Local copywriters have a pulse on the target demographic they are writing for – which is why you should make sure that a Filipino from Cebu writes copy in Bisaya for the Cebu region, or a Singaporean native to write copy in Mandarin for Singapore or in Malaysia.
That’s no different from hiring local SEM specialists who actually think in the language of their country – they will know exactly what terms, what language, and what demographics to target, all while conforming to Asia-specific values and norms.
5. The 3 L’s: Localization, Localization, and Localization
Translation may be one thing, but do not mistake it for localization. Translation is just one part of localizing your strategy to the target market by translating terms, content, and keywords, among others into the local language…but localization is taking into account not just your SEM strategy, but your sales, customer service, and your product offering to fit the zeitgeist of the local culture. Translation becomes transcreation, which goes beyond translating word for word, and is essentially creating relevant, targeted content for a totally different market.
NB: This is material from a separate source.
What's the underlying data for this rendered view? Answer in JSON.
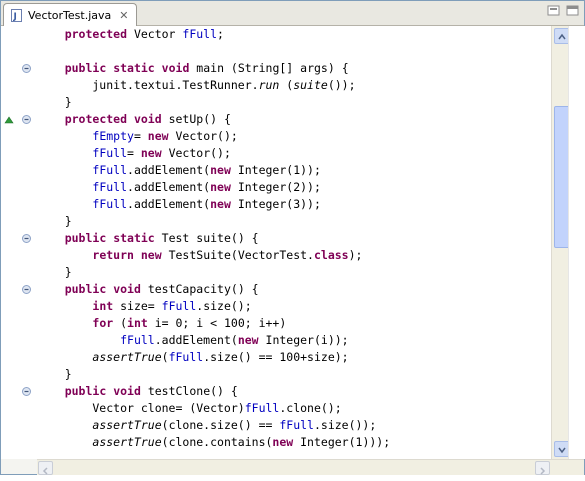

Neglecting the importance of full localization can pose millions of dollars in lost business opportunities – localization will guarantee that your brand will get its message out in the market it is targeting. Localization, in essence, builds more doors for commercial opportunities.
6. Optimize for mobile use
The great majority of consumers in the ASEAN region use smartphones to access the internet and the region is predominantly composed of Android users.
You will thus want to have your mobile apps optimized for the best experience for its users, especially considering the fact that robust and responsive mobile interfaces for websites and apps are not yet as widespread as they are elsewhere in the world; prioritizing will nevertheless be an important factor in developing your strategy for penetrating the market as more users will access your content from smartphones than computers anyway.
7. Monitor country-specific search behavior and know your alternatives to Google
It’s one thing to know and understand which search engines are popular in the ASEAN region – we all know of Google’s dominance in the market – but it’s an altogether different thing when you talk about knowing how and in which cases certain search engines are used over the other.
Case in point – you’ll be surprised to know that a lot of smartphone users in Vietnam don’t even begin their search with Google but through other social media apps such as Facebook.
This is the reason why your SEM strategy should consider country-specific search engine usage and behaviors and to find alternatives to Google as necessary in order to adapt to the market’s preferences to get the most out of your strategy. This will in turn get you results to show for.
A tailored, bespoke approach towards marketing in the ASEAN region should be developed by professionals and agencies as a priority in order for them to be able to penetrate this lucrative market that is growing larger and larger by the day.
Every country has its own specific set of positives, negatives, and idiosyncrasies, and can be difficult for even the most experienced SEO/SEA practitioners to navigate.
That being said, it is absolutely important for you to develop SEM strategies tailored to fit regional characteristics, translate and localize your content to the language of your demographics, and frame your message to best fit the zeitgeist of the commercial and socioeconomic temperament of your new potential market.